EX­CLU­SION is such a dif­fi­cult ex­pe­ri­ence for any child to nav­i­gate. At the out­set, most chil­dren are sim­ply be­wil­dered by be­ing left out, un­able to un­der­stand why this is hap­pen­ing. Also, be­cause ex­clu­sion can hap­pen sud­denly, it takes time be­fore a child even re­alises that they may now be per­ma­nently out­side the group.

As the sur­prise at be­ing left out fades away, it is usu­ally re­placed by an as­sump­tion that the child her­self, or him­self, must have done some­thing to cause their friends to push them aside. The child as­sumes that there must be some­thing wrong with them to make their friends stop lik­ing them.

This is the rea­son that ex­clu­sion is so dev­as­tat­ing for a child. They can quickly de­velop a strong be­lief that they are at fault and this strips away their self-es­teem, often also de­plet­ing their self-con­fi­dence. Be­ing ex­cluded gives a strong mes­sage to a child that they must be un­like­able or unlov­able. Feel­ing lov­able is es­sen­tial to strong self­es­teem.

Per­haps for your daughter this has be­come a very neg­a­tive cy­cle, as soon as she nears her school or her peers. She had buck­ets of con­fi­dence when she was younger but be­ing ex­cluded by her friends both in school and at af­ter-school ac­tiv­i­ties hit her hard and left her very down. She now ab­so­lutely re­fuses to join any clubs or groups and is very iso­lated. Any ad­vice would be grate­fully ap­pre­ci­ated. where her low self-es­teem may then get in the way of de­vel­op­ing new friend­ships, fur­ther strength­en­ing her be­lief that she can’t make friends and that no­body could like her, and fur­ther un­der­min­ing her self-es­teem.

The other big dif­fi­culty with be­ing de­lib­er­ately left out by your friends is that it is al­most im­pos­si­ble for a child to counter the ex­clu­sion. Usu­ally they don’t even have an op­por­tu­nity to ask why they are be­ing left out. Even if they have op­por­tu­nity they may not have the con­fi­dence to find out.

For most chil­dren, talk­ing di­rectly about the ex­clu­sion, may in­crease their fears of dis­cov­er­ing that their be­lief that they are un­like­able will be con­firmed by their for­mer friends.

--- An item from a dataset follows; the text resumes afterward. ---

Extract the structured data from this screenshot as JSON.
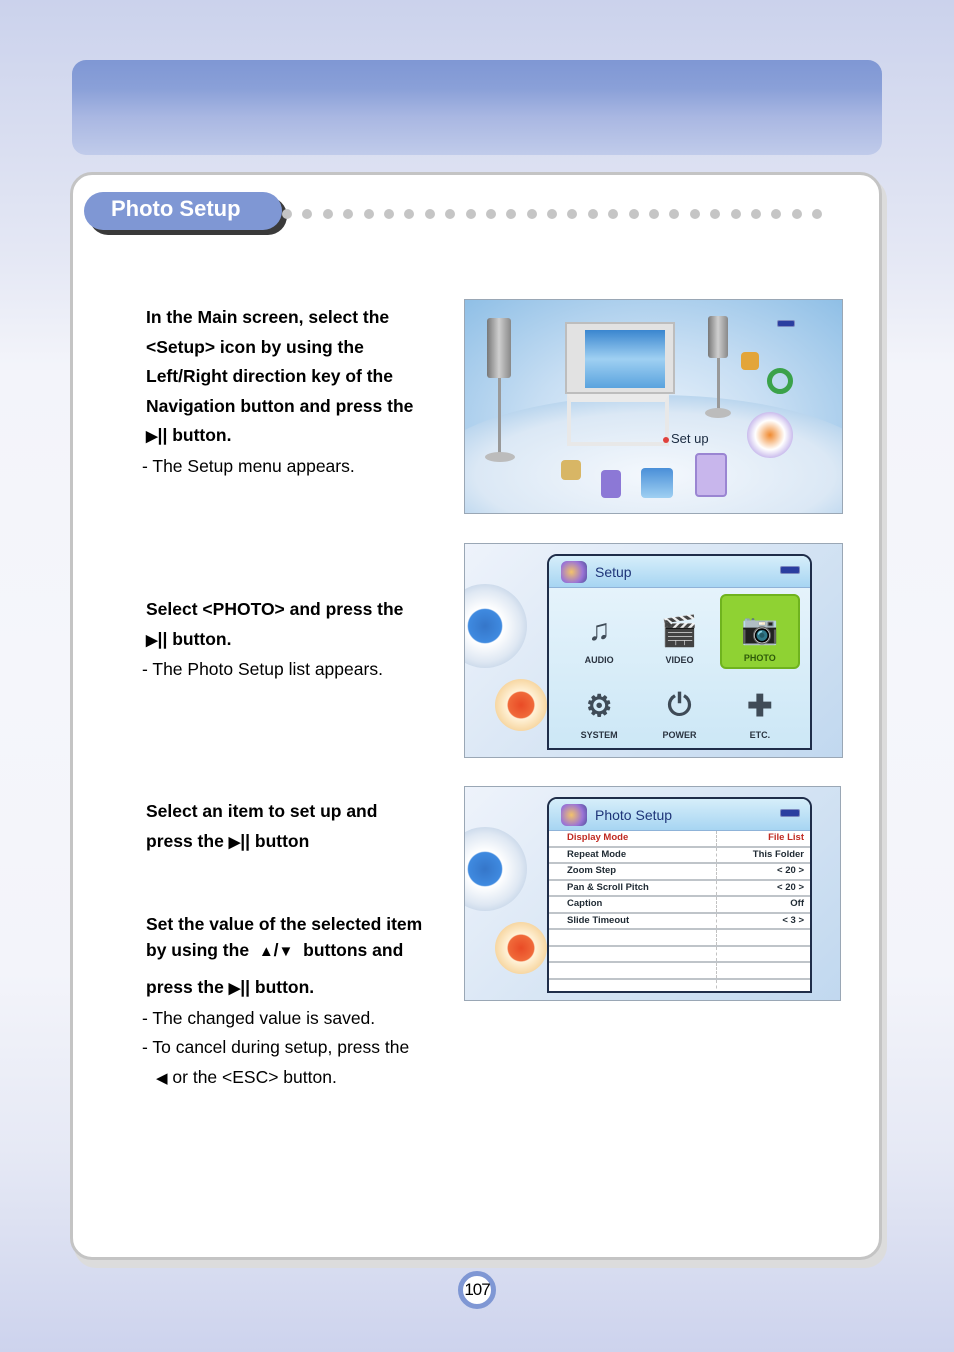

For this rea­son, it is crit­i­cal that par­ents, teachers, sports coaches or any­one in charge of the group of chil­dren, get in­volved. In an ideal world, the adults at school or at the var­i­ous ex­tra-cur­ric­u­lar ac­tiv­i­ties could have in­ter­vened, had they no­ticed, to try get her friends to be in­clu­sive again.

If you think about how we ad­dress this with much younger chil­dren, on a play-date for ex­am­ple, we sim­ply tell the group that ev­ery­one must be let play and ev­ery­one must play to­gether. We just don’t let the group scape­goat or ex­clude one mem­ber.

We need to adopt the same ap­proach even when chil­dren are older.

Since the ex­clu­sion of your daughter hap­pened years ago, the op­por­tu­nity to do this with her for­mer friends has passed. Your fo­cus now needs to be on help­ing your daughter to re-build her self-es­teem. She also needs an op­por­tu­nity to find a new friend or friends. This chal­lenge may feel like a bit of a catch 22 sit­u­a­tion for her.

Per­haps she feels too ner­vous and un­sure of her­self to take part in things, and yet she can­not build up her so­cial con­fi­dence un­til she takes part in things and re­alises that not only can she cope, but that she can flour­ish too.

So, per­haps for your daughter, a pe­riod of ther­apy, fo­cused on her ex­pe­ri­ences of be­ing ex­cluded and also on how she can now re­build her self-es­teem, might give her the re­silience to take the risk of try­ing to make new friends.

Your un­der­stand­ing of the dilem­mas she faces and the fears she may have, along with gen­tle, but firm, en­cour­age­ment might give her the im­pe­tus to get back into the so­cial fray.

If you can think of some­one who might go along with her (a cousin, a fam­ily friend or such like) that could help ease those ini­tial steps back into a group, it could also re­duce the risk she may feel she is tak­ing.

Newspapers in English

Newspapers from Ireland

© PressReader. All rights reserved.